Here, Mr. Wood—who, contra Updike, hardly acknowledges the extra-textual problems, or existence, of race—occasioned a physiological response that only begins in the neck. It’s not the issue he takes with John Henry Days’ colloquialisms that elicits cringing; it’s the recurring assumption that Mr. Whitehead is not a stylist making choices when he alofts on flights of the ungrammatical (“that little song that always works isn’t today”), but rather simply doesn’t know better.
The young Presbyterian-American writer to watch, imagining there can only be one, would not exactly be watched like this.
AS IT HAPPENS, John Henry Days, a 2002 Pulitzer Prize finalist, does tack, as both critics say, toward the overwritten, and –wrought, and –long. But in framing these critiques, their reviews ratified the novel’s core social and psychological insight: namely, that the persistence of racial identity in 21st-century America is most directly experienced in, and against, its absence.
Mr. Whitehead’s fiction is thus paradigmatically “racial” only insofar as it suspends, dispends and upends static racial markers. Updike came close to seeing the game in 2001, noting that “the disgusted junketeer J. Sutter, need not be black at all. His discontent might just as well be that of a young white or Asian-American of literary bent.” (True enough.) But the recognition quickly becomes lament: For reasons noble and otherwise, it seems the lion simply could not bring himself to accept a gifted black writer uninterested in claiming the righteous mantel, the thunderous birthright, of Douglas, Du Bois, Wright and Baldwin.

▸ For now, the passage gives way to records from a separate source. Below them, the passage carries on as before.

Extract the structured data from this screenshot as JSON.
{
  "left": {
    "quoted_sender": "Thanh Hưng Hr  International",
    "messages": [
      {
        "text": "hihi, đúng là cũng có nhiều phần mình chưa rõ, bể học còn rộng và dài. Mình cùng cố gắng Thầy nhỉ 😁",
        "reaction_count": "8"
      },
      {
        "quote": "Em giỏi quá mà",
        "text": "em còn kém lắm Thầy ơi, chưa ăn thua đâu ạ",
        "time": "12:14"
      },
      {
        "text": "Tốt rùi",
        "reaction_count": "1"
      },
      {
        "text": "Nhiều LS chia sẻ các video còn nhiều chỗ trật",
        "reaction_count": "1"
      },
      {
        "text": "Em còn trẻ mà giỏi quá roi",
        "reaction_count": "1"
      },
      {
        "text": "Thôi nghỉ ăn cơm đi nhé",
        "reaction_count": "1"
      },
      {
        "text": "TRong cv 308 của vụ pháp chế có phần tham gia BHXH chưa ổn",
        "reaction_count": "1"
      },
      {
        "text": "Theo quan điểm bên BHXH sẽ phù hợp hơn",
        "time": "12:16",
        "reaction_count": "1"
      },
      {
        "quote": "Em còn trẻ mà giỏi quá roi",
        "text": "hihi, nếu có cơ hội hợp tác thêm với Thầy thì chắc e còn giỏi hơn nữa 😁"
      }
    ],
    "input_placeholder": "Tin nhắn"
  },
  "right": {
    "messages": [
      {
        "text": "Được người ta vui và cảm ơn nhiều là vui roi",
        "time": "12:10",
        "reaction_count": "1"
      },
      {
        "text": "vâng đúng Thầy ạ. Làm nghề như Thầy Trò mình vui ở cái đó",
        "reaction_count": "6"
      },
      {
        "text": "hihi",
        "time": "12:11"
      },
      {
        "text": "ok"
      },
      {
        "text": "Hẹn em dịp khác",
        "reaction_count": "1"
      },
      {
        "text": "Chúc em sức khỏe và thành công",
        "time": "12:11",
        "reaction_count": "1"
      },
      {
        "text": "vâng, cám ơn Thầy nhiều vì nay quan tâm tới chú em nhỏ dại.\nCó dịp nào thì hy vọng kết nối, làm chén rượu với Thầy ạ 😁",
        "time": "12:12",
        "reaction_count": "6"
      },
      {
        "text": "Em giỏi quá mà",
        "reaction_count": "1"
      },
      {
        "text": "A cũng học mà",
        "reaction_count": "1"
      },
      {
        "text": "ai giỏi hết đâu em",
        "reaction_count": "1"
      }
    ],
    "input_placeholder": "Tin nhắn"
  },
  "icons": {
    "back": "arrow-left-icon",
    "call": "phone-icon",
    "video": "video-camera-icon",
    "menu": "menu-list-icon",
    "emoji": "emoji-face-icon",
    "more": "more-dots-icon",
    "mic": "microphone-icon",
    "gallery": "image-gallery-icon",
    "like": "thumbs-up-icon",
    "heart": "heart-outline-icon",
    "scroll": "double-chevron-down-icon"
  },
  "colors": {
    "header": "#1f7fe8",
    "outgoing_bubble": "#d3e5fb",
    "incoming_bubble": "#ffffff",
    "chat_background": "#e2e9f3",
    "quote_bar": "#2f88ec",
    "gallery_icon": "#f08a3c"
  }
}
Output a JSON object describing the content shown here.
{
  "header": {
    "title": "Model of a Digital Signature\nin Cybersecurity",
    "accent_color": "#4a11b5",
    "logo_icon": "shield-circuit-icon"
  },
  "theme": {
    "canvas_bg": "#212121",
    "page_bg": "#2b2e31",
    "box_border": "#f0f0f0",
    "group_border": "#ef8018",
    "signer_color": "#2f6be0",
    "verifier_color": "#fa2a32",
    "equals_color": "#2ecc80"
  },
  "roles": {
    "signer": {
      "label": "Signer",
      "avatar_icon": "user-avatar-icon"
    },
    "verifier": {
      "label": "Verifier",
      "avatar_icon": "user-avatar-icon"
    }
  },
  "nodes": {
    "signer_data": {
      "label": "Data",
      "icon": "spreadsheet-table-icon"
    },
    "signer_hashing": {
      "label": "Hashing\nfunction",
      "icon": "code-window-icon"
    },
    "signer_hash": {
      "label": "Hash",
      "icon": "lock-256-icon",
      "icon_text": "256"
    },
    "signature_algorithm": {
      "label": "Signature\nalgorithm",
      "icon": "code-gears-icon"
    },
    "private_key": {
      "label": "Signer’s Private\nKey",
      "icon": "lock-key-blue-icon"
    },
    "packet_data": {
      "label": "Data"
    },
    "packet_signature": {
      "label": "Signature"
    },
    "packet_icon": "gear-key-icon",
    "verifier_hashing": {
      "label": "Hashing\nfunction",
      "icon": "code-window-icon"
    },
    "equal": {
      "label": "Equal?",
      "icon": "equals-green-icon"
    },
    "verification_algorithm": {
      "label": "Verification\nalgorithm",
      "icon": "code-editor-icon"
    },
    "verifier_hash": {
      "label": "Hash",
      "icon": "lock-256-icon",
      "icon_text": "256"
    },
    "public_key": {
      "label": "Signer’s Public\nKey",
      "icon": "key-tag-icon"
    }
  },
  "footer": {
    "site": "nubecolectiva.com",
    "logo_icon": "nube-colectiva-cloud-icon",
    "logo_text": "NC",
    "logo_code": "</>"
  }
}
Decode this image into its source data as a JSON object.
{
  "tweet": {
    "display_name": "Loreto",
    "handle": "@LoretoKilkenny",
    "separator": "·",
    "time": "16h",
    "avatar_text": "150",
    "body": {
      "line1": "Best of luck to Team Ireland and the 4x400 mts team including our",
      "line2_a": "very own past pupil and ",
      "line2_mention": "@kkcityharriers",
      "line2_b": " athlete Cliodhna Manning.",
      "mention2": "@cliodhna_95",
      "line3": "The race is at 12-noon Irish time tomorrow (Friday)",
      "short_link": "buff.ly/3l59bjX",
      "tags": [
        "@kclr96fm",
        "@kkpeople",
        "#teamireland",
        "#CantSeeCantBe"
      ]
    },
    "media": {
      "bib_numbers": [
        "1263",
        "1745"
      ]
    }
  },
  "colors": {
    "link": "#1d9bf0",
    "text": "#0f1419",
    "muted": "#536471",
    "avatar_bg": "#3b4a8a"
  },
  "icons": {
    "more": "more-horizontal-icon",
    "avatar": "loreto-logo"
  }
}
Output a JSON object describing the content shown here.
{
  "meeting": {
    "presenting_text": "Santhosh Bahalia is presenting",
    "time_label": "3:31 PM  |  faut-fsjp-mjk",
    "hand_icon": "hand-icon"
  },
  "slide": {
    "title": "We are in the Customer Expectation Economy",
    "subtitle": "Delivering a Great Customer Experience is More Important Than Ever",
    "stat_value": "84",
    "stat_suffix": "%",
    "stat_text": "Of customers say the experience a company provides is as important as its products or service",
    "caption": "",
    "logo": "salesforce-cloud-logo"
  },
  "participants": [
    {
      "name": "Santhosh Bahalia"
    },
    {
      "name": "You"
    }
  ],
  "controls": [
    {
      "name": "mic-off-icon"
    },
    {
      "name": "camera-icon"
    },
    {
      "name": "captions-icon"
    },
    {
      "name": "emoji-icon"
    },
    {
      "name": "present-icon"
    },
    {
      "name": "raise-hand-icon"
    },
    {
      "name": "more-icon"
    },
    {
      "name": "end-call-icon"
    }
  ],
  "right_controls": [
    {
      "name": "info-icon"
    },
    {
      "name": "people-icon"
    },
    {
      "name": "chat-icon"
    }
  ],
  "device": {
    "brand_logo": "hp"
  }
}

Would that it were possible for him to read Sag Harbor! Deceptively modest and extraordinarily assured, Mr. Whitehead’s new novel, set in 1985, recounts three months in the life of 15-year-old Benji Cooper. A wry and circumspect narrator, Benji is surrounded by a phalanx of other black boys—and a small advance squadron of girls—variably initiated into the worlds of cars, sex, politics and beer. With little visible strain, he re-creates the gaseous specificity that fills whatever space teenage boredom allows it: Benji and his friends close-read rap lyrics, practice streetwise handshakes (“Slam, grip, flutter, snap. Or was it slam, flutter, grip, snap?”) and improvise hilariously baroque takedowns (“You fuckin’ Kunta Kinte-lookin’ motherfucker … with your monkey ass.”). The first hairlines of adult fissures appear: Once inseparable, Benji separates from his brother Reggie; less centrally, a boy named Bobby becomes the group’s first militant, developing “a fondness for using the phrases ‘white-identified’ and ‘false consciousness’ while watching The Cosby Show.”